START DATA SUPPLIED

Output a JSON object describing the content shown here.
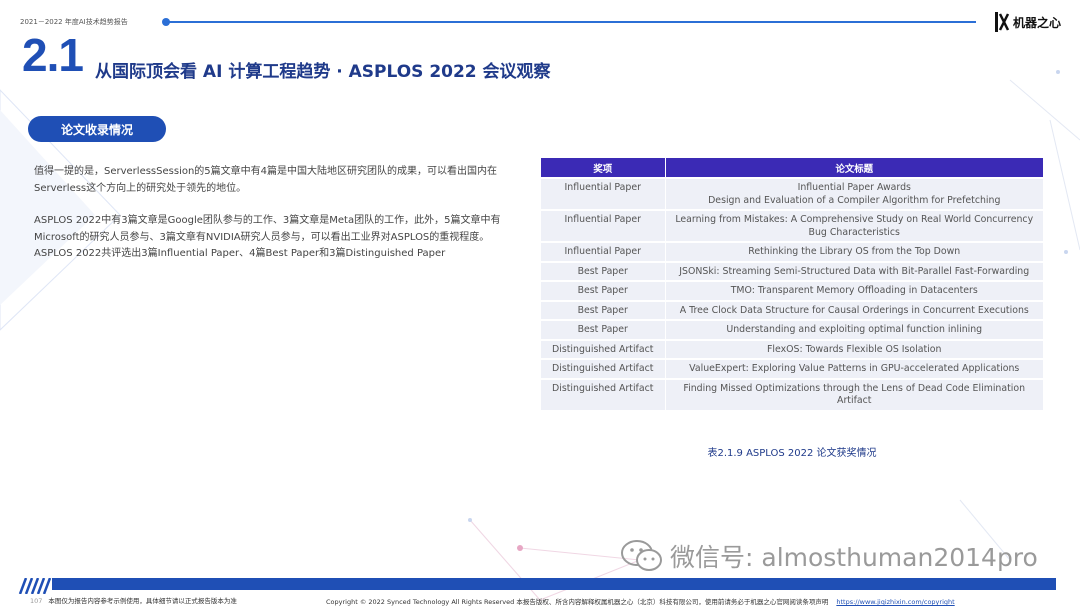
{
  "header": {
    "report_title": "2021－2022 年度AI技术趋势报告",
    "logo_text": "机器之心"
  },
  "section": {
    "number": "2.1",
    "title": "从国际顶会看 AI 计算工程趋势 · ASPLOS 2022 会议观察"
  },
  "pill_label": "论文收录情况",
  "paragraphs": [
    "值得一提的是，ServerlessSession的5篇文章中有4篇是中国大陆地区研究团队的成果，可以看出国内在Serverless这个方向上的研究处于领先的地位。",
    "ASPLOS 2022中有3篇文章是Google团队参与的工作、3篇文章是Meta团队的工作，此外，5篇文章中有Microsoft的研究人员参与、3篇文章有NVIDIA研究人员参与，可以看出工业界对ASPLOS的重视程度。",
    "ASPLOS 2022共评选出3篇Influential Paper、4篇Best Paper和3篇Distinguished Paper"
  ],
  "table": {
    "headers": [
      "奖项",
      "论文标题"
    ],
    "rows": [
      {
        "award": "Influential Paper",
        "title_lines": [
          "Influential Paper Awards",
          "Design and Evaluation of a Compiler Algorithm for Prefetching"
        ]
      },
      {
        "award": "Influential Paper",
        "title_lines": [
          "Learning from Mistakes: A Comprehensive Study on Real World Concurrency",
          "Bug Characteristics"
        ]
      },
      {
        "award": "Influential Paper",
        "title_lines": [
          "Rethinking the Library OS from the Top Down"
        ]
      },
      {
        "award": "Best Paper",
        "title_lines": [
          "JSONSki: Streaming Semi-Structured Data with Bit-Parallel Fast-Forwarding"
        ]
      },
      {
        "award": "Best Paper",
        "title_lines": [
          "TMO: Transparent Memory Offloading in Datacenters"
        ]
      },
      {
        "award": "Best Paper",
        "title_lines": [
          "A Tree Clock Data Structure for Causal Orderings in Concurrent Executions"
        ]
      },
      {
        "award": "Best Paper",
        "title_lines": [
          "Understanding and exploiting optimal function inlining"
        ]
      },
      {
        "award": "Distinguished Artifact",
        "title_lines": [
          "FlexOS: Towards Flexible OS Isolation"
        ]
      },
      {
        "award": "Distinguished Artifact",
        "title_lines": [
          "ValueExpert: Exploring Value Patterns in GPU-accelerated Applications"
        ]
      },
      {
        "award": "Distinguished Artifact",
        "title_lines": [
          "Finding Missed Optimizations through the Lens of Dead Code Elimination",
          "Artifact"
        ]
      }
    ]
  },
  "caption": "表2.1.9 ASPLOS 2022 论文获奖情况",
  "watermark": "微信号: almosthuman2014pro",
  "footer": {
    "page_number": "107",
    "left_note": "本图仅为报告内容参考示例使用，具体细节请以正式报告版本为准",
    "copyright": "Copyright © 2022 Synced Technology  All Rights Reserved   本报告版权、所含内容解释权属机器之心（北京）科技有限公司，使用前请务必于机器之心官网阅读条项声明",
    "link": "https://www.jiqizhixin.com/copyright"
  },
  "colors": {
    "brand_blue": "#1f4fb5",
    "table_header": "#3b2ab5",
    "table_row": "#eef0f7"
  }
}
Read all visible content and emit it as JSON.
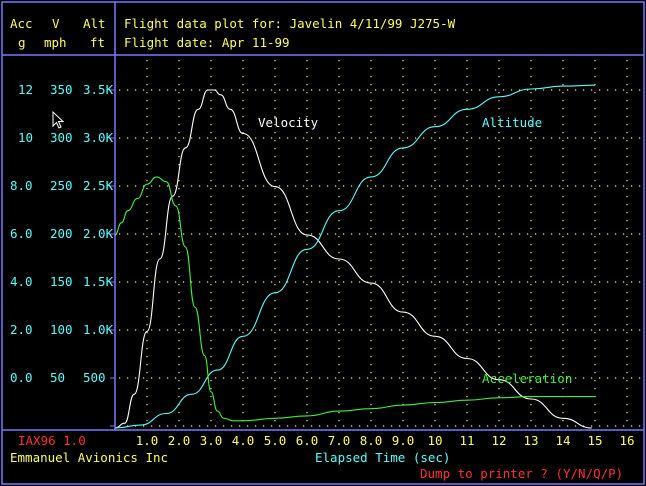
{
  "colors": {
    "frame": "#7878ff",
    "yellow": "#ffff55",
    "cyan": "#55ffff",
    "white": "#ffffff",
    "green": "#3ef03e",
    "red": "#ff3030",
    "gridDots": "#ffff55"
  },
  "header": {
    "col_acc": "Acc",
    "col_acc_unit": "g",
    "col_v": "V",
    "col_v_unit": "mph",
    "col_alt": "Alt",
    "col_alt_unit": "ft",
    "title_line1": "Flight data plot for: Javelin 4/11/99 J275-W",
    "title_line2": "Flight date: Apr 11-99"
  },
  "footer": {
    "program": "IAX96 1.0",
    "company": "Emmanuel Avionics Inc",
    "xlabel": "Elapsed Time (sec)",
    "prompt": "Dump to printer ? (Y/N/Q/P)"
  },
  "chart_data": {
    "type": "line",
    "x_ticks": [
      "1.0",
      "2.0",
      "3.0",
      "4.0",
      "5.0",
      "6.0",
      "7.0",
      "8.0",
      "9.0",
      "10",
      "11",
      "12",
      "13",
      "14",
      "15",
      "16"
    ],
    "xlim": [
      0.0,
      16.5
    ],
    "y_ticks": {
      "acc": [
        "12",
        "10",
        "8.0",
        "6.0",
        "4.0",
        "2.0",
        "0.0"
      ],
      "velocity": [
        "350",
        "300",
        "250",
        "200",
        "150",
        "100",
        "50"
      ],
      "altitude": [
        "3.5K",
        "3.0K",
        "2.5K",
        "2.0K",
        "1.5K",
        "1.0K",
        "500"
      ]
    },
    "velocity_range_mph": [
      0,
      350
    ],
    "acc_range_g": [
      -2,
      12
    ],
    "alt_range_ft": [
      0,
      3500
    ],
    "grid": true,
    "annotations": {
      "velocity": "Velocity",
      "altitude": "Altitude",
      "acceleration": "Acceleration"
    },
    "series": [
      {
        "name": "Velocity",
        "color": "#ffffff",
        "x": [
          0.0,
          0.3,
          0.6,
          1.0,
          1.4,
          1.8,
          2.2,
          2.6,
          2.9,
          3.1,
          3.3,
          3.6,
          4.0,
          5.0,
          6.0,
          7.0,
          8.0,
          9.0,
          10.0,
          11.0,
          12.0,
          13.0,
          14.0,
          14.9
        ],
        "y": [
          0,
          5,
          35,
          100,
          175,
          240,
          290,
          330,
          350,
          350,
          345,
          330,
          305,
          250,
          200,
          175,
          150,
          120,
          95,
          72,
          50,
          30,
          10,
          0
        ]
      },
      {
        "name": "Altitude",
        "color": "#55ffff",
        "x": [
          0.0,
          0.8,
          1.6,
          2.4,
          3.2,
          4.0,
          5.0,
          6.0,
          7.0,
          8.0,
          9.0,
          10.0,
          11.0,
          12.0,
          13.0,
          14.0,
          15.0
        ],
        "y": [
          0,
          30,
          150,
          350,
          600,
          950,
          1400,
          1850,
          2250,
          2600,
          2900,
          3120,
          3300,
          3430,
          3510,
          3540,
          3550
        ]
      },
      {
        "name": "Acceleration",
        "color": "#3ef03e",
        "x": [
          0.0,
          0.2,
          0.4,
          0.7,
          1.0,
          1.3,
          1.6,
          1.9,
          2.2,
          2.5,
          2.8,
          3.0,
          3.2,
          3.4,
          3.7,
          4.0,
          5.0,
          6.0,
          7.0,
          8.0,
          9.0,
          10.0,
          11.0,
          12.0,
          13.0,
          14.0,
          15.0
        ],
        "y": [
          6.0,
          6.5,
          7.0,
          7.5,
          8.1,
          8.4,
          8.2,
          7.2,
          5.5,
          3.0,
          1.0,
          -0.5,
          -1.3,
          -1.6,
          -1.7,
          -1.7,
          -1.6,
          -1.5,
          -1.3,
          -1.2,
          -1.05,
          -0.95,
          -0.85,
          -0.75,
          -0.7,
          -0.7,
          -0.7
        ]
      }
    ]
  }
}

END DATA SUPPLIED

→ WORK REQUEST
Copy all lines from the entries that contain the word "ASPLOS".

→ ANSWER BOX
    "title": "从国际顶会看 AI 计算工程趋势 · ASPLOS 2022 会议观察"
    "ASPLOS 2022中有3篇文章是Google团队参与的工作、3篇文章是Meta团队的工作，此外，5篇文章中有Microsoft的研究人员参与、3篇文章有NVIDIA研究人员参与，可以看出工业界对ASPLOS的重视程度。",
    "ASPLOS 2022共评选出3篇Influential Paper、4篇Best Paper和3篇Distinguished Paper"
  "caption": "表2.1.9 ASPLOS 2022 论文获奖情况",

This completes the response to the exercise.